A few months ago we wrote that Tallinn was was one of the finalists to become the European Green Capital 2023. The city has run for the award several times before, in 2018, 2019, 2020, and 2022 and has been a finalist more than once, but has never managed to make it to the top step of the podium, until now.
Last week, at the fifth attempt...
Tallinn was announced as the European Green Capital 2023.
Tallinn beat out 15 other cities across Europe to take the title, including Dublin, Belgrade, Helsingborg, and a quartet of Polish cities; Warsaw, Gdansk, Krakow, and Rzeszów.
Along with the environmental recognition and public attention, the Estonian capital will be granted a financial prize of €600,000. The prize is intended to be used to fund new initiatives and projects to support the city’s environmental sustainability.
At the same time as the announcement of the European Green Capital for 2023, the European Commission announced the European Green Leaf award for 2022, which went jointly to the Portuguese city of Valongo and Winterswijk in the Netherlands.
Speaking during the ceremony in Lahti, Finland, the current Green Capital, EU Commissioner for Environment, Oceans and Fisheries, Virginijus Sinkevičius highlighted the important role of cities in achieving the green transition called for in the European Green Deal
“The cities of Tallinn, Valongo and Winterswijk have demonstrated commitment and concrete actions to create healthier, better and greener places for their citizens. Despite another year under Covid-19 constraints, the ambitions for a green transition remain high. The winners this year have convinced us of their ability to go the extra mile for sustainability and lead the way in creating cities that are fit for life”
According to a statement released by the commission, ‘Tallinn impressed the international Jury with their systemic approach to green governance and interlinked strategic goals, which reflect the ambitions of the European Green Deal.
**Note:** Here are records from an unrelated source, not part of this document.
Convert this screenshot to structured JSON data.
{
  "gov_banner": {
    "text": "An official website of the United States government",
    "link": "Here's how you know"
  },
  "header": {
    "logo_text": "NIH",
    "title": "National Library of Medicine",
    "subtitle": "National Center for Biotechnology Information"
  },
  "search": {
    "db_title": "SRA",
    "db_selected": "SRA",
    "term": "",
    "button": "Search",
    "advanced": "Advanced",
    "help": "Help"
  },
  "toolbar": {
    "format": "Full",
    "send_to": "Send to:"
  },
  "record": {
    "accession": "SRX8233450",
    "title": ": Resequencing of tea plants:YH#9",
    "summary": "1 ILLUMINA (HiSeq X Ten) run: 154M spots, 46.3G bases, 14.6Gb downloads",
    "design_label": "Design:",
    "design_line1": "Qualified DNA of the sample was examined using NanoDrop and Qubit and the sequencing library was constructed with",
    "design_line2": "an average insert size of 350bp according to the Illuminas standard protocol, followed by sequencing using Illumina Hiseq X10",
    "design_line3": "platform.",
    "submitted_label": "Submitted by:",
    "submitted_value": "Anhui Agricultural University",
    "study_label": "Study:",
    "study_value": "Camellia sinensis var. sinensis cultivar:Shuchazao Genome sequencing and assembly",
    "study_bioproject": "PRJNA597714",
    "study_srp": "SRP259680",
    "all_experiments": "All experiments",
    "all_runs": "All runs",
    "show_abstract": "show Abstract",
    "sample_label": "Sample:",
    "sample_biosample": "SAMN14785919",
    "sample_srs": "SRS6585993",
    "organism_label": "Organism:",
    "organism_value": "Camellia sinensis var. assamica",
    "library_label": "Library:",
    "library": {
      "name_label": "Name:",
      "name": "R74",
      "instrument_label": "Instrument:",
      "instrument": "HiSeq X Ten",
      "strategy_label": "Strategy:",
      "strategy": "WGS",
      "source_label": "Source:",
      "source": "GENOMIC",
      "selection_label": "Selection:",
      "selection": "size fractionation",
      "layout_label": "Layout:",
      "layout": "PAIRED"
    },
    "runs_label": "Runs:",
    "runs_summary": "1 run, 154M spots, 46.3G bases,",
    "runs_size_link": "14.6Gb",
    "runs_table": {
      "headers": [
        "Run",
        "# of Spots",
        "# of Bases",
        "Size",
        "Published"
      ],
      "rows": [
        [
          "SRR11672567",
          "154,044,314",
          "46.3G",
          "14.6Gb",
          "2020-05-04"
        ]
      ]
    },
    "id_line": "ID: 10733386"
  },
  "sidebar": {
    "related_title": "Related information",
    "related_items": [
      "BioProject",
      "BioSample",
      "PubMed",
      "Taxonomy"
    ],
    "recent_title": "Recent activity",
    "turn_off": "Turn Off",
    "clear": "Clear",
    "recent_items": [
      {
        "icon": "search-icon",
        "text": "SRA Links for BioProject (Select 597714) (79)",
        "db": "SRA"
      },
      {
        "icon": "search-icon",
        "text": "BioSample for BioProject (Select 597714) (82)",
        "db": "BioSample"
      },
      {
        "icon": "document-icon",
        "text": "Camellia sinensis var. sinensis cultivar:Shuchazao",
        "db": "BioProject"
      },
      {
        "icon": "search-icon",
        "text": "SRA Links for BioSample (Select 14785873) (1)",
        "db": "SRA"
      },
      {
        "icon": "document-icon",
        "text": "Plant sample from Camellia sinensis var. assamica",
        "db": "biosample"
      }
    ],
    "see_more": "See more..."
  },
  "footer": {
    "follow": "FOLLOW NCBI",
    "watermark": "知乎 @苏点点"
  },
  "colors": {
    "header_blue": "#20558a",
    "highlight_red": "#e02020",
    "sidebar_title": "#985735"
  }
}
As one of the best-preserved medieval cities in Europe and a UNESCO World Heritage Site, Tallinn is characterized by a diverse and mosaic nature of its landscapes and communities, which also serve as habitats for rare species.’
Tallinn's bid for sustainability and for the award is based around four core concepts:
- improving the energy efficiency and indoor climate of buildings,
- reducing carbon emissions including by incentivizing people to travel by car less often,
- preserving and increasing biological diversity in the city,
- creating a circular economy.
Among the things that impressed the jury were the city's holistic approach, the (slightly controversial) free public transport in the city, and the conversion of brownfield sites to new uses, like the Pollinator Highway park which has converted almost 13 kilometers of unused space into urban meadows.
After receiving the award, Mayor of Tallinn, Mihhail Kõlvart said: "For us, a green capital means that Tallinn is inviting, comfortable, and clean - a city of the future."
What is the Green Capital?
Awarded since 2010, the Green Capital award was created to recognise the efforts of cities that ‘preserve and improve an environment that supports both the living environment and the economy’. The winning cities should act as role models to other cities in sustainable development and promote a wider improvement of the sustainability of urban living across Europe.
To qualify cities must have a population of more than 100,000, with smaller cities and towns able to compete for the European Green Leaf award.
Tallinn will also lead a newly launched network of 19 European cities, which aims to implement the UN Sustainable Development Goals at the local level, focusing among other things on poverty eradication, gender equality, clean water, climate change, sustainable cities and energy sustainability, economic growth and employment.